(App and web page records)
□ □ □

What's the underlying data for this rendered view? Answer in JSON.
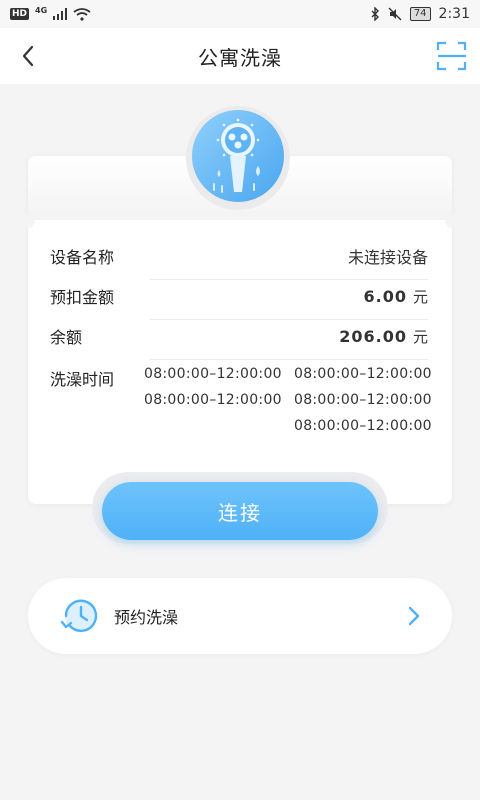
{
  "status_bar": {
    "hd": "HD",
    "network": "4G",
    "battery": "74",
    "time": "2:31"
  },
  "header": {
    "title": "公寓洗澡"
  },
  "device_card": {
    "rows": [
      {
        "label": "设备名称",
        "value": "未连接设备",
        "unit": ""
      },
      {
        "label": "预扣金额",
        "value": "6.00",
        "unit": "元"
      },
      {
        "label": "余额",
        "value": "206.00",
        "unit": "元"
      }
    ],
    "time_label": "洗澡时间",
    "time_slots": [
      "08:00:00–12:00:00",
      "08:00:00–12:00:00",
      "08:00:00–12:00:00",
      "08:00:00–12:00:00",
      "08:00:00–12:00:00"
    ]
  },
  "connect_button": {
    "label": "连接"
  },
  "reservation": {
    "label": "预约洗澡"
  },
  "colors": {
    "accent": "#4fb1f7",
    "background": "#f4f4f5"
  },
  "icons": {
    "back": "chevron-left-icon",
    "scan": "scan-icon",
    "shower": "shower-head-icon",
    "clock": "clock-icon",
    "arrow": "chevron-right-icon"
  }
}
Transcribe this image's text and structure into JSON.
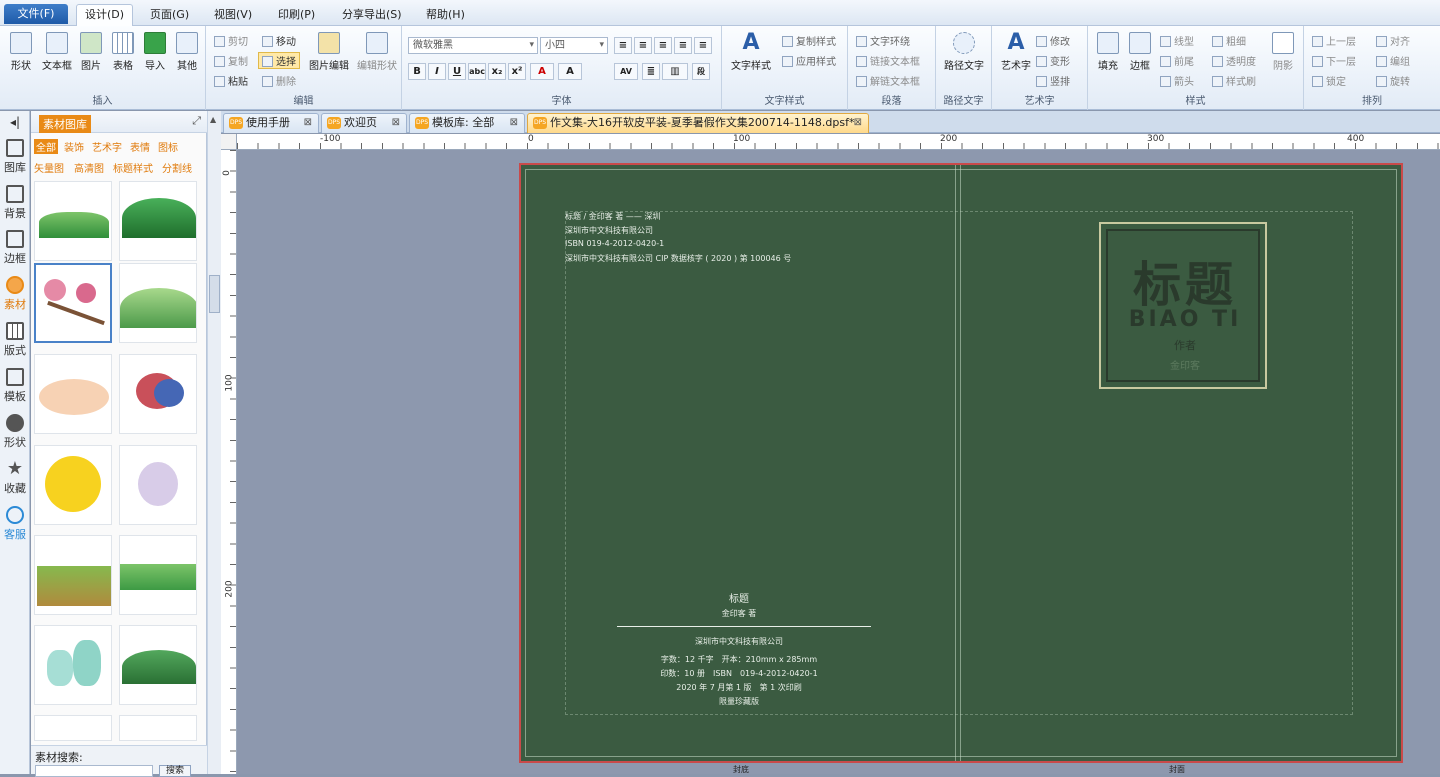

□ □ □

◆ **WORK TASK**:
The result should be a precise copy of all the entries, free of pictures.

◆ **TASK RESULT**:
What's the underlying data for this rendered view? Answer in JSON.
{
  "status_bar": {
    "hd": "HD",
    "network": "4G",
    "battery": "74",
    "time": "2:31"
  },
  "header": {
    "title": "公寓洗澡"
  },
  "device_card": {
    "rows": [
      {
        "label": "设备名称",
        "value": "未连接设备",
        "unit": ""
      },
      {
        "label": "预扣金额",
        "value": "6.00",
        "unit": "元"
      },
      {
        "label": "余额",
        "value": "206.00",
        "unit": "元"
      }
    ],
    "time_label": "洗澡时间",
    "time_slots": [
      "08:00:00–12:00:00",
      "08:00:00–12:00:00",
      "08:00:00–12:00:00",
      "08:00:00–12:00:00",
      "08:00:00–12:00:00"
    ]
  },
  "connect_button": {
    "label": "连接"
  },
  "reservation": {
    "label": "预约洗澡"
  },
  "colors": {
    "accent": "#4fb1f7",
    "background": "#f4f4f5"
  },
  "icons": {
    "back": "chevron-left-icon",
    "scan": "scan-icon",
    "shower": "shower-head-icon",
    "clock": "clock-icon",
    "arrow": "chevron-right-icon"
  }
}
Transcribe this image's text and structure into JSON.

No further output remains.